Tab Benoit and Jimmy Thackery, two long time blues musicians, joined forces in 2002 for an album entitled Whiskey Store. The record garnered praise in blues circles and, as a result, the duo toured in support of the album. Fortunately for those unable to attend the shows, a couple of them were recorded, including a stop in that hotbed of blues music, Unity, Maine. The show, which is now roughly a year old, showcases a group whose sum is far greater than any of its very capable parts. But too often they take the long low road with the crisp and tight high road might be a better option. “The whiskey store is now open”, someone says to the crowd at the Unity Centre for Performing Arts. But the opening intro, entitled “Freddy’s Combo”, is along the lines of B.B. King’s supporting cast. It’s pretty much straightforward, but there is basically next to nothing special about the opening couple of minutes. Benoit and Thackery trade licks off each other and it starts to gain a bit of momentum, but it’s eight minutes of music that a lot of generic blues bands worth their chops could pull off. The lone exception is Jimmy Carpenter’s saxophone.

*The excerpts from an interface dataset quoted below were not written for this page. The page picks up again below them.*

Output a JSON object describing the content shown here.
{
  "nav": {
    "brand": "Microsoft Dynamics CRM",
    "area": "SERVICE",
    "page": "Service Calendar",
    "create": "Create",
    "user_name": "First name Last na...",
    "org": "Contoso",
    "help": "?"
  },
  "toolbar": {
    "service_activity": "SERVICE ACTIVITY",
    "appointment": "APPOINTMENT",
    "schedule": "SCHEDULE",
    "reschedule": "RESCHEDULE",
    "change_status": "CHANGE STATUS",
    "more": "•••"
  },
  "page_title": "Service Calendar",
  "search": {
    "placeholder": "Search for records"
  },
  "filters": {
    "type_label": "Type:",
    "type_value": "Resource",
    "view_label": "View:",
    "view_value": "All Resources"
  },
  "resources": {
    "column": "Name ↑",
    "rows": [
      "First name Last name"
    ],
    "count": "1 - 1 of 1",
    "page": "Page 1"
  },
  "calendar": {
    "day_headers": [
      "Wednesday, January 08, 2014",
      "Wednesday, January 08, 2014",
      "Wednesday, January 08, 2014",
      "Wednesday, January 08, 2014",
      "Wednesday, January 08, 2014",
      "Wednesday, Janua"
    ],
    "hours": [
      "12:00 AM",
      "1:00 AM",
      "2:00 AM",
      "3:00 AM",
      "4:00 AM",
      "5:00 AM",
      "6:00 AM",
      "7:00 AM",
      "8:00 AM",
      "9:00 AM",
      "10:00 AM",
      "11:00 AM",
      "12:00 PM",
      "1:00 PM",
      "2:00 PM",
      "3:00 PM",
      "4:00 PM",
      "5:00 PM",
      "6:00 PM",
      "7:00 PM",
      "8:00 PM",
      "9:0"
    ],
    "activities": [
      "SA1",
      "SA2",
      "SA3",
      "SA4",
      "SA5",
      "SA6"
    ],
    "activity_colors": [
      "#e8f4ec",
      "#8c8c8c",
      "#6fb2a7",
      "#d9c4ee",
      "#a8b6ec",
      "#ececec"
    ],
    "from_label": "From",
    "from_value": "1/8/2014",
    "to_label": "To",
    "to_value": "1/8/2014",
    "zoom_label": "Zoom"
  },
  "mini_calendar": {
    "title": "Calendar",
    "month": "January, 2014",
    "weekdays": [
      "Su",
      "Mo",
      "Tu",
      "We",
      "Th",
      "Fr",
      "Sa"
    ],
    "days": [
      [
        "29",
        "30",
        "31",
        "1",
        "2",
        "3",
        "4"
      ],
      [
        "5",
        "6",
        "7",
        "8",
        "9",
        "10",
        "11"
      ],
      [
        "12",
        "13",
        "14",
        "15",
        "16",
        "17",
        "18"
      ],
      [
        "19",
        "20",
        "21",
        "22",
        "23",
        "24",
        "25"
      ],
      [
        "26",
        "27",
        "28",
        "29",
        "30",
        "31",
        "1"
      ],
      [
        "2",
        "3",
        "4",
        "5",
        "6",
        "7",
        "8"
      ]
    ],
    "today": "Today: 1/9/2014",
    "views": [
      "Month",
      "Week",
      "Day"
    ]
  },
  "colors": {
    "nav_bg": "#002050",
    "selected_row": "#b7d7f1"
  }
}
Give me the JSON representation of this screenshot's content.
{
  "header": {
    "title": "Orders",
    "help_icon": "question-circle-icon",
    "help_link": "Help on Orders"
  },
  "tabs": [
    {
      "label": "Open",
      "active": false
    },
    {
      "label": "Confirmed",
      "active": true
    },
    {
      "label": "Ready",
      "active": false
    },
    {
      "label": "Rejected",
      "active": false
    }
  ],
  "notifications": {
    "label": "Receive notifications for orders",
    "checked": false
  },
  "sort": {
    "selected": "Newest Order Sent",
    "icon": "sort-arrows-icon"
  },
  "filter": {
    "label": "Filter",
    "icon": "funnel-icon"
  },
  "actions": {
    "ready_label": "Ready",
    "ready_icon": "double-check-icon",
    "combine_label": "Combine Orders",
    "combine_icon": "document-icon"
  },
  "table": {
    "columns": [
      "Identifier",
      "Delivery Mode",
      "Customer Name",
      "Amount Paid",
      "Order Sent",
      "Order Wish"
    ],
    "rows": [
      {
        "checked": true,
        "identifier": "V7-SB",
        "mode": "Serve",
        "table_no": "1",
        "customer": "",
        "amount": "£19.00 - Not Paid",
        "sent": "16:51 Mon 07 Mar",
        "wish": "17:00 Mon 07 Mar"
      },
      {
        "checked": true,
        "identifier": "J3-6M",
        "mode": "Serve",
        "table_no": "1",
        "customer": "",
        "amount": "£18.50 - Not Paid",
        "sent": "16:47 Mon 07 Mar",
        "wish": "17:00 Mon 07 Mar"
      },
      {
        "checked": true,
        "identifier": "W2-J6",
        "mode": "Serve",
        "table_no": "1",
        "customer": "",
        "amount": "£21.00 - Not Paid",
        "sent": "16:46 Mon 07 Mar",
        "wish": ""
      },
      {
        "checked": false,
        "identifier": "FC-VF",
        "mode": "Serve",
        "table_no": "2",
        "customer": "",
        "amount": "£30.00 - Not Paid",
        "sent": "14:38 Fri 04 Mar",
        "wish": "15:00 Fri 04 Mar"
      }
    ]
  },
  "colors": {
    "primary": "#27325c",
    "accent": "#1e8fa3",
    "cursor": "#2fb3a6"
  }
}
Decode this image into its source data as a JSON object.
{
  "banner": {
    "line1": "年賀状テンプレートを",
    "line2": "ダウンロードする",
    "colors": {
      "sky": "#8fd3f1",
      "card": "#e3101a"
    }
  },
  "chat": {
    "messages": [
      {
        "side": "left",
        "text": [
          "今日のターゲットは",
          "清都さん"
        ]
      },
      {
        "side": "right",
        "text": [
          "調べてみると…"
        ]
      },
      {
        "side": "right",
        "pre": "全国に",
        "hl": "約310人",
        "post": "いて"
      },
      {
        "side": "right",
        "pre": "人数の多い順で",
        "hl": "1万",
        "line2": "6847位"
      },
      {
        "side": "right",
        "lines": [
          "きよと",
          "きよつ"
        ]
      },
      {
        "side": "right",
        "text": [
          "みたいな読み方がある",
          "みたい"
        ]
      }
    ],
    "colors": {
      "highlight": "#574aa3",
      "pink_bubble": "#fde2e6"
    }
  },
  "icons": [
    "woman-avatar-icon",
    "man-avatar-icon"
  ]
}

“I Got Loaded” works much better thanks to playing to Thackery’s and Benoit’s strengths, namely the swinging, groove-riddle blues that bring to mind George Thorogood on Prozac. Carpenter again shines on the bridge as Carl Dufrene’s bass complements it nicely. Then it’s time for the guitars to come to the fore, and they do, bringing to mind a bit of John Hiatt and a lot of Robert Cray. Benoit asks Thackery to take over on lead guitar and he does a very solid job of it. The one drawback, though, is they tend to run with a good thing for far too long. This is a perfect example, as they seem to run out of gas at around six minutes but keep going. A cover of Bob Dylan’s “Leopard-Skin Pill-Box Hat” works as they take things down into an infectious barroom blues ditty. “I just really wanna see if it’s that really expensive kind”, the line goes as they drive headlong into one solo after another. The rhythm to it is mindful of “Rainy Day Woman #12 and #35”, minus the reference to getting stoned.
When the “boogie” quotient is raised, this is when the duo oozes talent. The Benoit-penned “Bone Pickin’” changes gears slightly during the verses but moves back into full throttle with a mix of guitars, horns, bass, and everything else that feels right. But from there they go back into the safe and secure “band-based” blues of “Away, Way Too Long”. It flows but has little to no real life or momentum going for it. The song, written by Colin Linden (O Brother Where Art Thou?, Blackie & the Rodeo Kings), straddles along without making much of a connection with the audience—or its performers, for that matter. And yet again the song is in cruise control, going another minute or two without much direction or energy. Another cover, this time Percy Mayfield’s “Strange Things Happen”, is more Carpenter and less Benoit or Thackery’s riffs or chords. They do tend to get some licks off halfway through, but too little and a bit too late.
“If we give you the boogie, can you handle it?” they ask prior to the toe-tapping highlight that is, well, “Bayou Boogie”. Simplistic but extremely catchy, this Benoit tune sounds like the perfect panacea for what has thus far been an average to very good album. Ten minutes of boogie might be too much for some, but they keep things swimming along throughout it all. It’s by far “the song” on the album, giving the stars a chance to showcase all they got. Only during the high-hat portion three-quarters of the way in do they ease up, but offer up a load of riffola. The heartfelt slow dance that is Otis Redding’s “These Arms of Mine” has a lovely sway that builds over an extended period of time. This is Carpenter’s baby early on and throughout most of the ‘60s soul nugget. Guitars are given free reign, but the sax seems to suit the song to a tee. Another 10-minute track follows, but by then the pair seems to have recaptured that special spark.
// Sound Affects
"The man whose songs were recorded by Johnny Cash, Alan Jackson, Ricky Skaggs, David Allan Coe, The Highwaymen, and countless others succumbs to time’s cruel cue that the only token of permanence we have to offer are the effects of shared moments and memories.READ the article